App and web page records:

────────

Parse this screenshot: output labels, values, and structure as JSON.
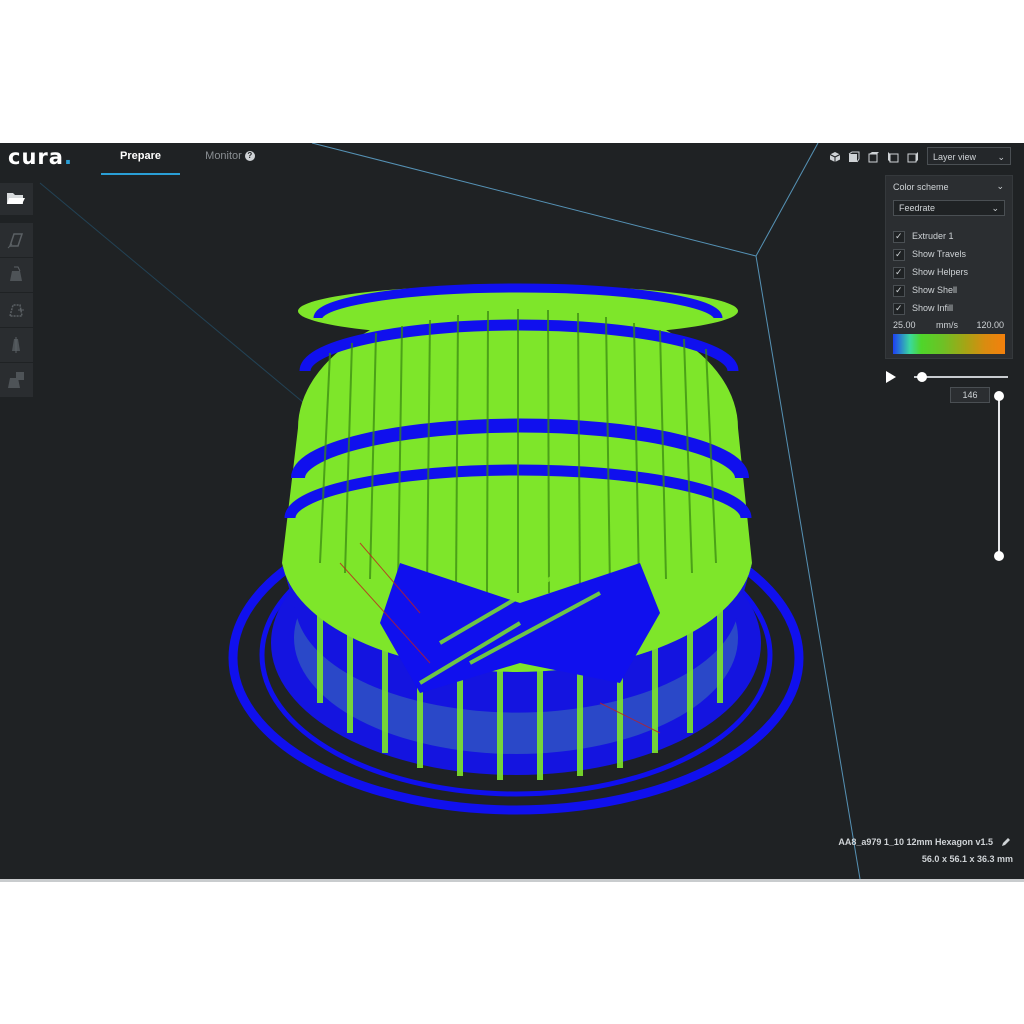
{
  "app": {
    "logo": "cura",
    "logo_dot": "."
  },
  "tabs": [
    {
      "label": "Prepare",
      "active": true
    },
    {
      "label": "Monitor",
      "active": false
    }
  ],
  "help_glyph": "?",
  "view": {
    "icons": [
      "3d-view-icon",
      "front-view-icon",
      "top-view-icon",
      "left-view-icon",
      "right-view-icon"
    ],
    "mode": "Layer view"
  },
  "left_tools": [
    "open-folder-icon",
    "move-icon",
    "scale-icon",
    "rotate-icon",
    "mirror-icon",
    "per-model-settings-icon"
  ],
  "panel": {
    "color_scheme_label": "Color scheme",
    "color_scheme_value": "Feedrate",
    "checkboxes": [
      {
        "label": "Extruder 1",
        "checked": true
      },
      {
        "label": "Show Travels",
        "checked": true
      },
      {
        "label": "Show Helpers",
        "checked": true
      },
      {
        "label": "Show Shell",
        "checked": true
      },
      {
        "label": "Show Infill",
        "checked": true
      }
    ],
    "range_min": "25.00",
    "range_unit": "mm/s",
    "range_max": "120.00"
  },
  "layers": {
    "current": "146"
  },
  "job": {
    "name": "AA8_a979 1_10 12mm Hexagon v1.5",
    "dimensions": "56.0 x 56.1 x 36.3 mm"
  },
  "colors": {
    "accent": "#2a9fd6",
    "background": "#1f2224",
    "shell": "#1010ee",
    "infill": "#7ee62a",
    "travel": "#c02020"
  }
}
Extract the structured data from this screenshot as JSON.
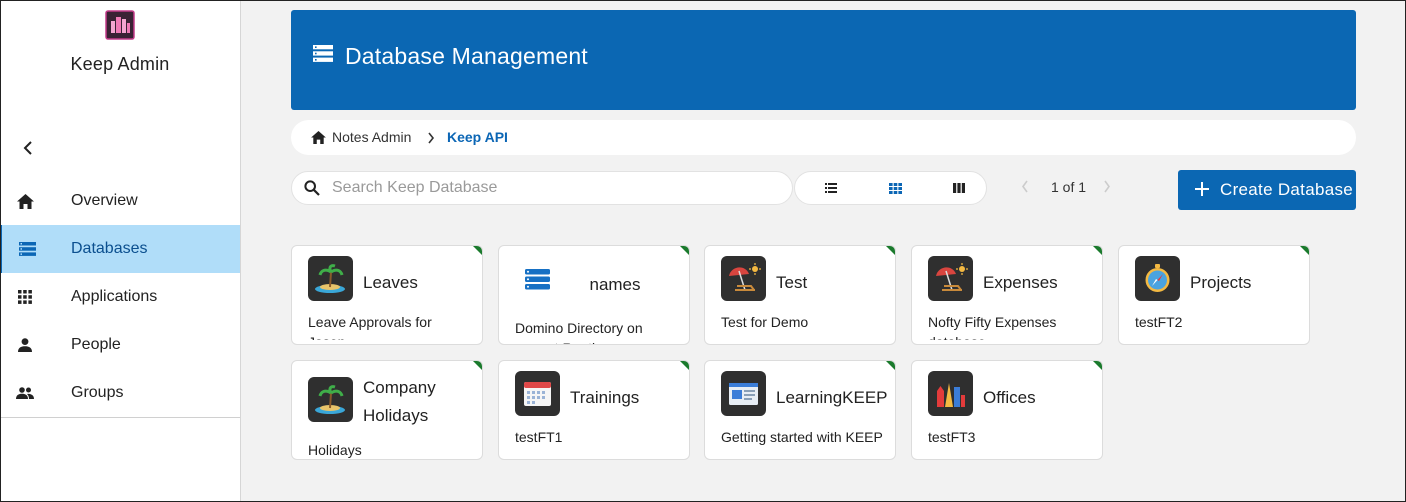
{
  "app": {
    "title": "Keep Admin"
  },
  "sidebar": {
    "collapse_icon": "chevron-left-icon",
    "items": [
      {
        "label": "Overview",
        "icon": "home-icon",
        "active": false
      },
      {
        "label": "Databases",
        "icon": "database-list-icon",
        "active": true
      },
      {
        "label": "Applications",
        "icon": "apps-grid-icon",
        "active": false
      },
      {
        "label": "People",
        "icon": "person-icon",
        "active": false
      },
      {
        "label": "Groups",
        "icon": "group-icon",
        "active": false
      }
    ]
  },
  "header": {
    "title": "Database Management",
    "icon": "database-list-icon"
  },
  "breadcrumb": {
    "home_label": "Notes Admin",
    "current": "Keep API"
  },
  "search": {
    "placeholder": "Search Keep Database",
    "value": ""
  },
  "views": {
    "options": [
      "list-view-icon",
      "grid-view-icon",
      "column-view-icon"
    ],
    "selected": "grid-view-icon"
  },
  "pagination": {
    "text": "1 of 1"
  },
  "create_button": {
    "label": "Create Database"
  },
  "colors": {
    "primary": "#0b67b3",
    "active_nav": "#b0ddf9",
    "card_corner": "#1a7a2c"
  },
  "cards": [
    {
      "title": "Leaves",
      "description": "Leave Approvals for Jason",
      "icon": "island-icon"
    },
    {
      "title": "names",
      "description": "Domino Directory on current Runtime",
      "icon": "database-icon"
    },
    {
      "title": "Test",
      "description": "Test for Demo",
      "icon": "beach-umbrella-icon"
    },
    {
      "title": "Expenses",
      "description": "Nofty Fifty Expenses database",
      "icon": "beach-umbrella-icon"
    },
    {
      "title": "Projects",
      "description": "testFT2",
      "icon": "compass-icon"
    },
    {
      "title": "Company Holidays",
      "title_line1": "Company",
      "title_line2": "Holidays",
      "description": "Holidays",
      "icon": "island-icon"
    },
    {
      "title": "Trainings",
      "description": "testFT1",
      "icon": "calendar-icon"
    },
    {
      "title": "LearningKEEP",
      "description": "Getting started with KEEP",
      "icon": "browser-window-icon"
    },
    {
      "title": "Offices",
      "description": "testFT3",
      "icon": "city-buildings-icon"
    }
  ]
}
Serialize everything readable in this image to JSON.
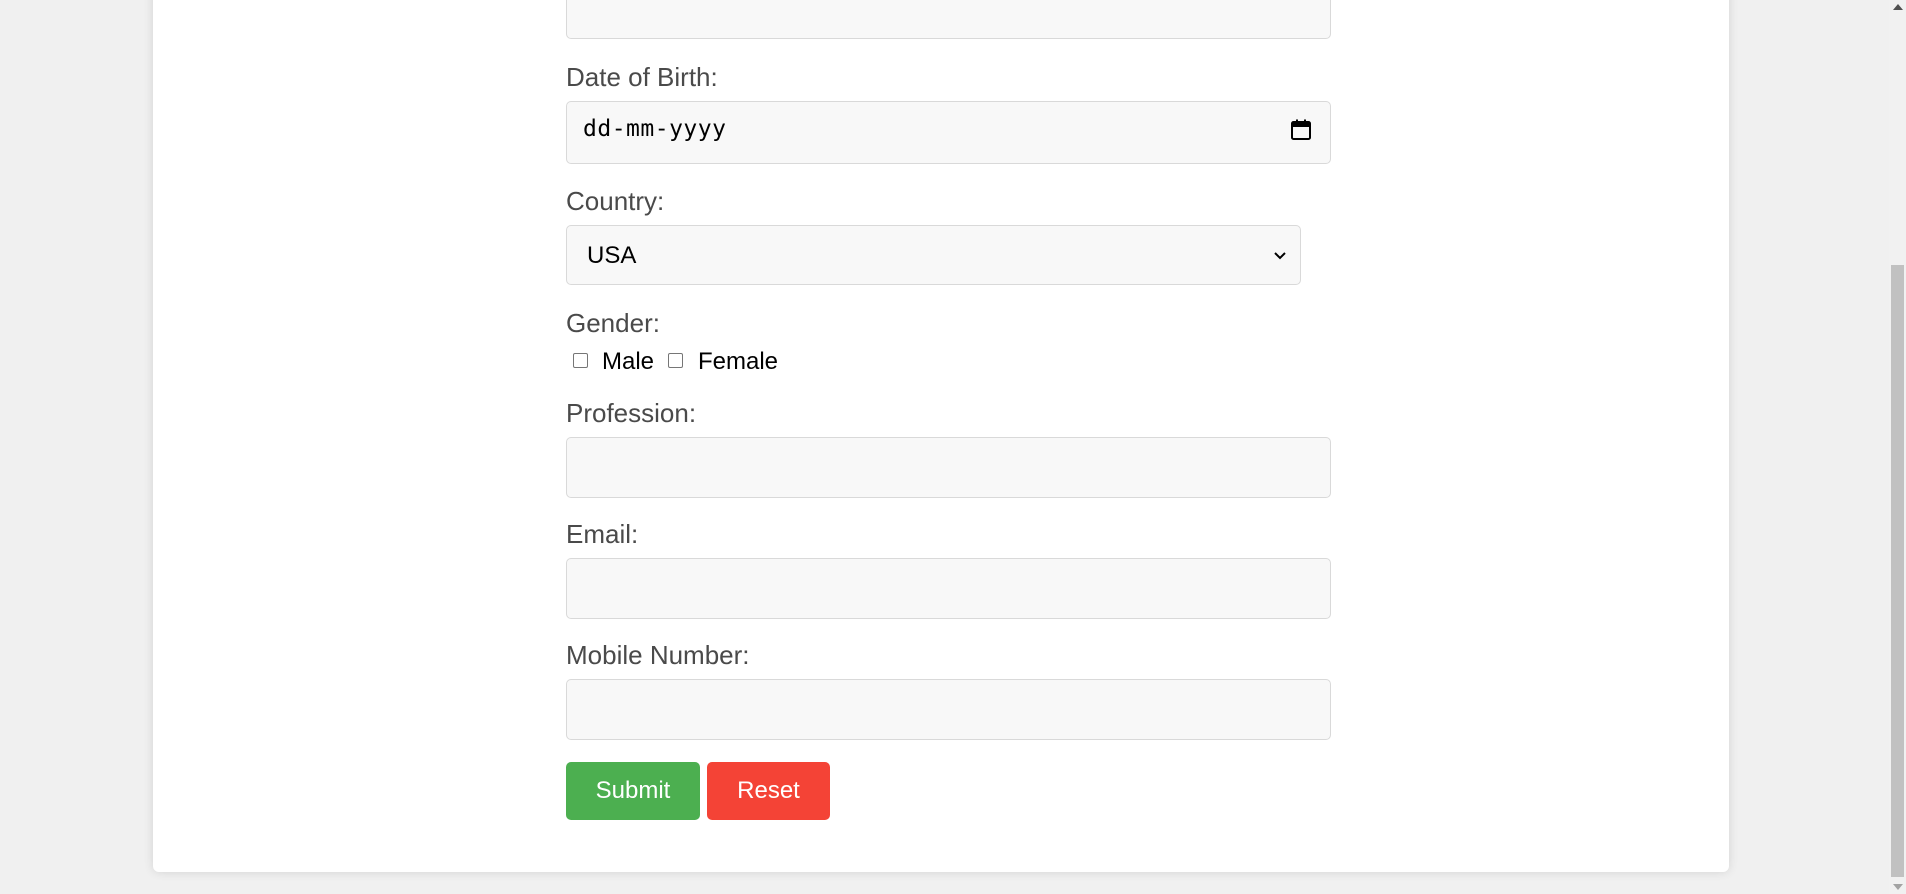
{
  "form": {
    "dob": {
      "label": "Date of Birth:",
      "placeholder": "dd-mm-yyyy",
      "icon": "calendar-icon"
    },
    "country": {
      "label": "Country:",
      "selected": "USA",
      "icon": "chevron-down-icon"
    },
    "gender": {
      "label": "Gender:",
      "options": [
        "Male",
        "Female"
      ]
    },
    "profession": {
      "label": "Profession:",
      "value": ""
    },
    "email": {
      "label": "Email:",
      "value": ""
    },
    "mobile": {
      "label": "Mobile Number:",
      "value": ""
    },
    "buttons": {
      "submit": "Submit",
      "reset": "Reset"
    }
  },
  "colors": {
    "submit": "#4caf50",
    "reset": "#f44336",
    "label": "#4a4a4a",
    "field_bg": "#f8f8f8"
  }
}
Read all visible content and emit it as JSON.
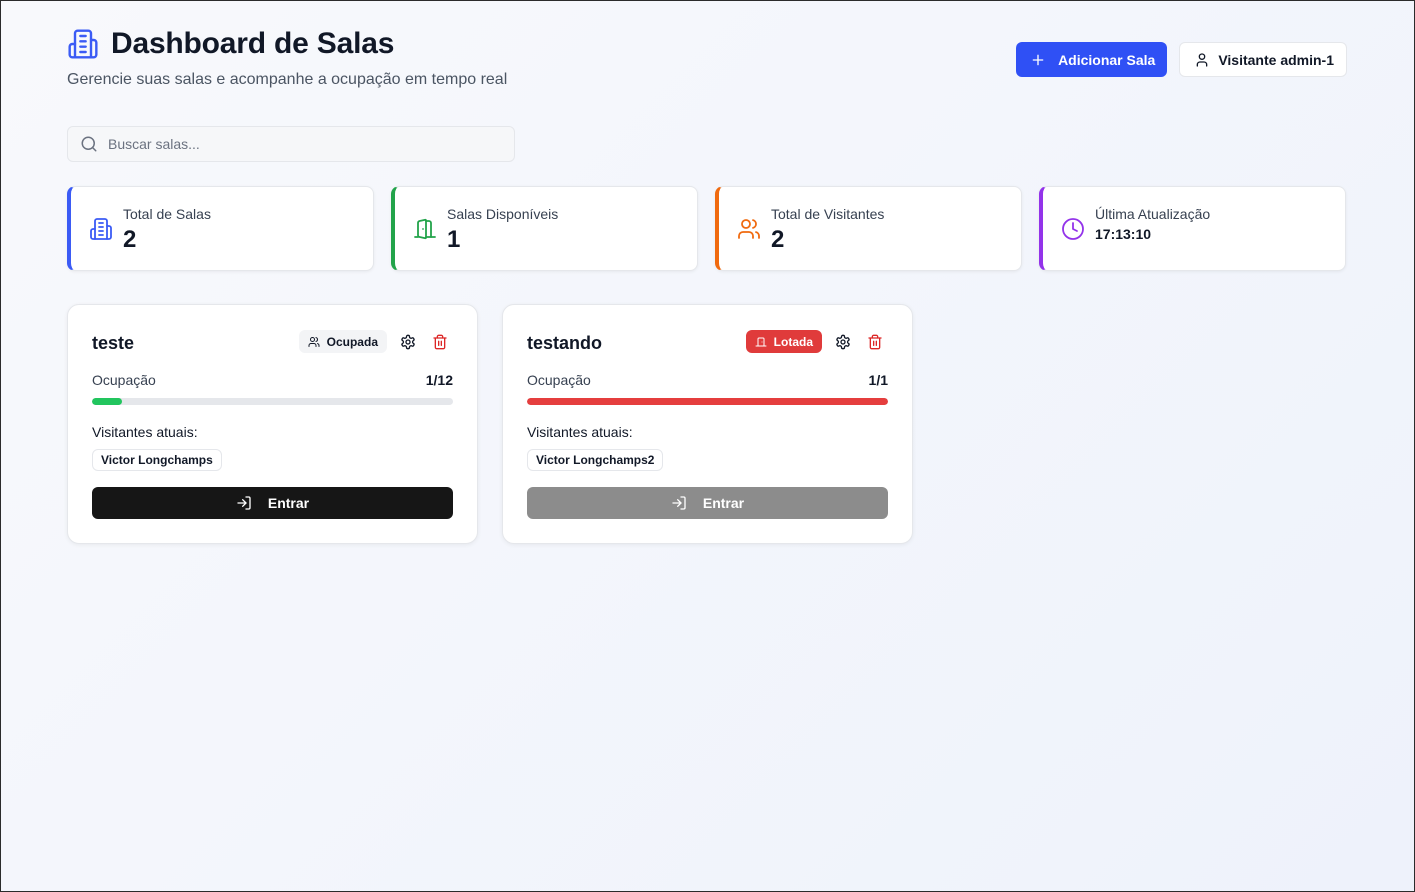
{
  "header": {
    "title": "Dashboard de Salas",
    "subtitle": "Gerencie suas salas e acompanhe a ocupação em tempo real",
    "title_icon": "building-icon",
    "add_room_label": "Adicionar Sala",
    "user_label": "Visitante admin-1"
  },
  "search": {
    "placeholder": "Buscar salas...",
    "value": ""
  },
  "stats": [
    {
      "label": "Total de Salas",
      "value": "2",
      "icon": "building-icon",
      "color": "#3b5bf5"
    },
    {
      "label": "Salas Disponíveis",
      "value": "1",
      "icon": "door-open-icon",
      "color": "#22a34a"
    },
    {
      "label": "Total de Visitantes",
      "value": "2",
      "icon": "users-icon",
      "color": "#f06a0f"
    },
    {
      "label": "Última Atualização",
      "value": "17:13:10",
      "icon": "clock-icon",
      "color": "#9333ea"
    }
  ],
  "rooms": [
    {
      "name": "teste",
      "status": "Ocupada",
      "occupancy_label": "Ocupação",
      "occupancy": "1/12",
      "occupancy_fraction": 0.0833,
      "bar_color": "#22c55e",
      "visitors_label": "Visitantes atuais:",
      "visitors": [
        "Victor Longchamps"
      ],
      "enter_label": "Entrar",
      "enter_enabled": true
    },
    {
      "name": "testando",
      "status": "Lotada",
      "occupancy_label": "Ocupação",
      "occupancy": "1/1",
      "occupancy_fraction": 1.0,
      "bar_color": "#e53e3e",
      "visitors_label": "Visitantes atuais:",
      "visitors": [
        "Victor Longchamps2"
      ],
      "enter_label": "Entrar",
      "enter_enabled": false
    }
  ],
  "colors": {
    "primary": "#2f50f5",
    "danger": "#e03b3b",
    "settings_icon": "#111827",
    "delete_icon": "#dc2626"
  }
}
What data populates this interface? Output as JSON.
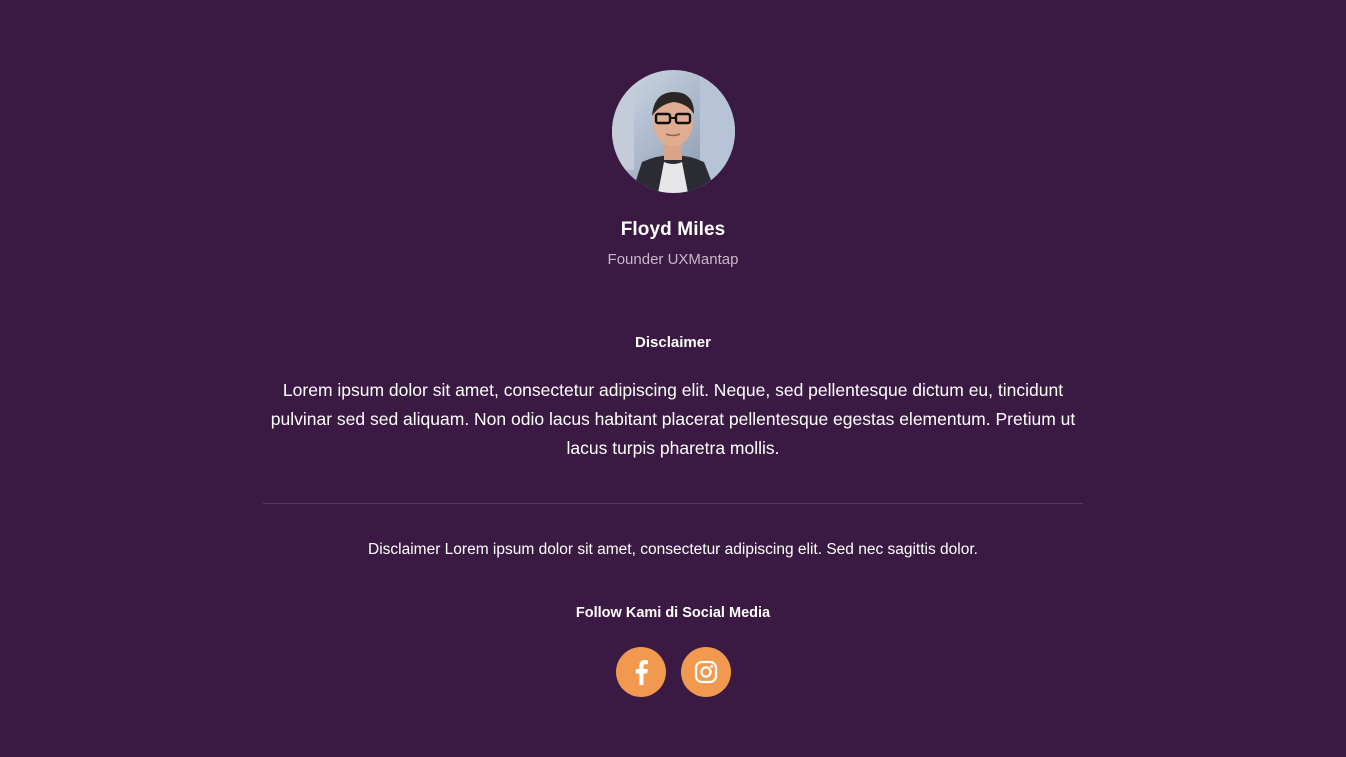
{
  "profile": {
    "name": "Floyd Miles",
    "role": "Founder UXMantap",
    "avatar_icon": "person-photo"
  },
  "disclaimer": {
    "title": "Disclaimer",
    "body": "Lorem ipsum dolor sit amet, consectetur adipiscing elit. Neque, sed pellentesque dictum eu, tincidunt pulvinar sed sed aliquam. Non odio lacus habitant placerat pellentesque egestas elementum. Pretium ut lacus turpis pharetra mollis."
  },
  "footer": {
    "text": "Disclaimer Lorem ipsum dolor sit amet, consectetur adipiscing elit. Sed nec sagittis dolor."
  },
  "social": {
    "title": "Follow Kami di Social Media",
    "links": [
      {
        "icon": "facebook-icon"
      },
      {
        "icon": "instagram-icon"
      }
    ]
  },
  "colors": {
    "background": "#3a1942",
    "accent": "#f19a4f",
    "muted_text": "#c9b8cc"
  }
}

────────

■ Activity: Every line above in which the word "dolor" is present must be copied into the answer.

■ Finished task:
    "body": "Lorem ipsum dolor sit amet, consectetur adipiscing elit. Neque, sed pellentesque dictum eu, tincidunt pulvinar sed sed aliquam. Non odio lacus habitant placerat pellentesque egestas elementum. Pretium ut lacus turpis pharetra mollis."
    "text": "Disclaimer Lorem ipsum dolor sit amet, consectetur adipiscing elit. Sed nec sagittis dolor."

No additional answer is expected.